Scholar Profile

Albert J. Courey

Professor
Department of Chemistry and Biochemistry
University of California, Los Angeles
405 Hilgard Avenue
Los Angeles, CA 90024-1569
Voice: 310-825-2530
Fax: 310-206-4038
Email: ajc@argon.chem.ucla.edu
Personal Homepage
1991 Searle Scholar

Research Interests

Regulation of Transcription Factors during Development

The development of a fertilized egg into a complex organism depends upon spatially regulated transcription. This process is best understood in the fruit fly (Drosophila melanogaster) where dozens of genes controlling embryogenesis are known. Many of these genes encode sequence specific transcription factors that bind to the promoters of other genes switching them on or off. Our goal is to understand how these transcription factors are regulated during embryogenesis.

In the Drosophila embryo, cell fate is determined by a system of positional information that allows each cell to sense its coordinates within the organism. This information is provided by simple concentration gradients of substances called morphogens. A cell determines its position with reference to any given coordinate axis by measuring the local concentration of a morphogen that is graded with respect to that axis. Cells then use this positional information to initiate programs of gene expression. We have found that one particular morphogen, called the dorsal protein, is a sequence specific transcription factor that activates some genes and represses others.
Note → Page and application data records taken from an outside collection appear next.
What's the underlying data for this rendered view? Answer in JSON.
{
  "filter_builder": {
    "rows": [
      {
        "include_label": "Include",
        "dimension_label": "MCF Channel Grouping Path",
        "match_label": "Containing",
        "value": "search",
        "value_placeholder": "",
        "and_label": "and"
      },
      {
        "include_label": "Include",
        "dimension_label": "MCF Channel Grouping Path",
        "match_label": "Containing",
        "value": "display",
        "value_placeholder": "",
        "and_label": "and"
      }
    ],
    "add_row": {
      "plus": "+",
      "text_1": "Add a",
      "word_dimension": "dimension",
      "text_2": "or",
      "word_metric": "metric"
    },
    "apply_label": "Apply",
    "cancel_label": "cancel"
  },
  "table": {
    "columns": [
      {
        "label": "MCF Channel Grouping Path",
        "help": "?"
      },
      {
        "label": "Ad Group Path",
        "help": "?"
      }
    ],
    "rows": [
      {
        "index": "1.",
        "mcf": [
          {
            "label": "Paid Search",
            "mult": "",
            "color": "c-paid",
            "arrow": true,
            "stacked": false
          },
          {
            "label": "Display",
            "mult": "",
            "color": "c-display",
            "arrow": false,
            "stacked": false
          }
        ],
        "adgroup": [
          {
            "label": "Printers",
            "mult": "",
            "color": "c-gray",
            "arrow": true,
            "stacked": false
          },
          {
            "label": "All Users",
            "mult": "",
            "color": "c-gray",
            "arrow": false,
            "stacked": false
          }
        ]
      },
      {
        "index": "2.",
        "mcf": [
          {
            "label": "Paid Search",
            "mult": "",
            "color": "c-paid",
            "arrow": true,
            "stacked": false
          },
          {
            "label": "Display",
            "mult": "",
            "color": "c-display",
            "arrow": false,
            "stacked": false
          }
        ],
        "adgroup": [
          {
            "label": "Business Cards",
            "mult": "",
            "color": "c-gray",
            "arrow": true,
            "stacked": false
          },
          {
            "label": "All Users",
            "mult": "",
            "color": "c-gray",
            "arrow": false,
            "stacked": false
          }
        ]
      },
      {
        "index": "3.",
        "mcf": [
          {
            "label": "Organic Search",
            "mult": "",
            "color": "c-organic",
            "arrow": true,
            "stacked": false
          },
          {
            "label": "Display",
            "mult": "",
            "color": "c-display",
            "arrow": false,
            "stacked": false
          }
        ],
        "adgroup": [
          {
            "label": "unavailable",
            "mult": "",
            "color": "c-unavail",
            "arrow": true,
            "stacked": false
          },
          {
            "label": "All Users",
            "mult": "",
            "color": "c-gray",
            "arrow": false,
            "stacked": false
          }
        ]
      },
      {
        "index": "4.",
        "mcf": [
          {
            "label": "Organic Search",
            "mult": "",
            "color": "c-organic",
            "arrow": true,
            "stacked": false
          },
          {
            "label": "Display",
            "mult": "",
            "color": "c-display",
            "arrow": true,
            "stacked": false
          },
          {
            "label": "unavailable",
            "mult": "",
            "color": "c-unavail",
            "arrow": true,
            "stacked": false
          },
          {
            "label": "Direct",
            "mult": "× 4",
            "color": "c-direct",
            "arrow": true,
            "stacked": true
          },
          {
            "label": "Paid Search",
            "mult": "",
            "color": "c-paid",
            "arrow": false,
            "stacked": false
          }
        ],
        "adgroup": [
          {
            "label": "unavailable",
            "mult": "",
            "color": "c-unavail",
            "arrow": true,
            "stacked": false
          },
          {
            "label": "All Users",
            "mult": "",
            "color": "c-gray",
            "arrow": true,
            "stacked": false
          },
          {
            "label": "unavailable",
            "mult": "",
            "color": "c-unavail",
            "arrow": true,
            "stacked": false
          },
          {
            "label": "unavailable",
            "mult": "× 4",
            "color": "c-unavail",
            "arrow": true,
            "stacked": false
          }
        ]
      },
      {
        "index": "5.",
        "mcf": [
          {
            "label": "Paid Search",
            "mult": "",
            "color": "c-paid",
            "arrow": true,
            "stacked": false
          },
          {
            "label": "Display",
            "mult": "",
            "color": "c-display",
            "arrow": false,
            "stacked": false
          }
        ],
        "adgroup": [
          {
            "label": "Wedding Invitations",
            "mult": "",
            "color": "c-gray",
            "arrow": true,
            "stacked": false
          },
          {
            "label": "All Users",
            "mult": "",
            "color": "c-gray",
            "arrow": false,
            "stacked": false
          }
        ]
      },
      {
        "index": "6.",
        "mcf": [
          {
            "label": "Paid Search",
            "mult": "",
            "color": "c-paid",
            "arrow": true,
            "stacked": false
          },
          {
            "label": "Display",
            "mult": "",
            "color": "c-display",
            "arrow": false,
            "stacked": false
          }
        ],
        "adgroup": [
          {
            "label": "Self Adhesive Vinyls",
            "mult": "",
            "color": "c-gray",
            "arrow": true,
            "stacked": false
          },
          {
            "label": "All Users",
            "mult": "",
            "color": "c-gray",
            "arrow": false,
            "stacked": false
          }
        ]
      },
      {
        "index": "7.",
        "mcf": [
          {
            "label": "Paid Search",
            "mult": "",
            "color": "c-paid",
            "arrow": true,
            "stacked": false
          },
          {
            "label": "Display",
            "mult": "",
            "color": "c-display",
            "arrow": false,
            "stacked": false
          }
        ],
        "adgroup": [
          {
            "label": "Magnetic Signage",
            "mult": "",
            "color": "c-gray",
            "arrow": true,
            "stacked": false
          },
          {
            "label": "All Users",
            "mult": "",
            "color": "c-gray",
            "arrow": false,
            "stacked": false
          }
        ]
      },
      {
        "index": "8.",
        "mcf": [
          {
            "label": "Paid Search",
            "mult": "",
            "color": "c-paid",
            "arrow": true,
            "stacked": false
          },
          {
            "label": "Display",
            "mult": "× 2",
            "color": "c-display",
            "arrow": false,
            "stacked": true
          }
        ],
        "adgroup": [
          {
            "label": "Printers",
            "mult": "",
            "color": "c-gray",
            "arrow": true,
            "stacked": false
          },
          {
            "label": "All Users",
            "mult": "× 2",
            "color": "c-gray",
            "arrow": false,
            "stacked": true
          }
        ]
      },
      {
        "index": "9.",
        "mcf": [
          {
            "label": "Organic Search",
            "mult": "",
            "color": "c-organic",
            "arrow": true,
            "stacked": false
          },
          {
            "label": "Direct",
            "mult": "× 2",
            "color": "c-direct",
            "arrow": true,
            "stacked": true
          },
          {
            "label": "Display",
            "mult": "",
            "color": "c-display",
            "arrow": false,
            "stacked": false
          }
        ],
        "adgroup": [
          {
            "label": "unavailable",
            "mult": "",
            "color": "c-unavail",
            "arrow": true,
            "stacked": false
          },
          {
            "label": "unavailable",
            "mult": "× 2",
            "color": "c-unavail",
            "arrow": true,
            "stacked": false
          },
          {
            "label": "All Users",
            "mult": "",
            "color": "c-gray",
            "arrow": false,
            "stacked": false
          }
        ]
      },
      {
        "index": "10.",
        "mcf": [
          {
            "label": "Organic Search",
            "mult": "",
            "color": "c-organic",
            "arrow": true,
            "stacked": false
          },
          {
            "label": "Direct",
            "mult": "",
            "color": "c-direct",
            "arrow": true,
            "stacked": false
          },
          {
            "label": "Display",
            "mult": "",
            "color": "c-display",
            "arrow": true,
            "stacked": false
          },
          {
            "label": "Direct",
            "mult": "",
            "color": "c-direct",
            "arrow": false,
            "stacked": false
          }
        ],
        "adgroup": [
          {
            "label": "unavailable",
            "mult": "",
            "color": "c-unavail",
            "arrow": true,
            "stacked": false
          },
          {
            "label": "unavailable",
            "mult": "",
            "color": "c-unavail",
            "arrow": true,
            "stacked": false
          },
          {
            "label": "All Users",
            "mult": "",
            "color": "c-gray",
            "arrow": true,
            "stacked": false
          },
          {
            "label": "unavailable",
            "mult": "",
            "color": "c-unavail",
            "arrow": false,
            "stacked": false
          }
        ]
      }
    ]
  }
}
We hope to determine how this protein is able to carry out these opposing functions.

The events that lead to the formation of morphogen gradients occur during oogenesis and result from interactions between the oocyte and support cells in the ovary. In some cases, these interactions initiate protein phosphorylation cascades that result in the localized activation of transcription factors. We are attempting to identify the transcription factor targeted by one such system, the torso phosphorylation cascade. This factor is predicted to play a critical role in head and tail development.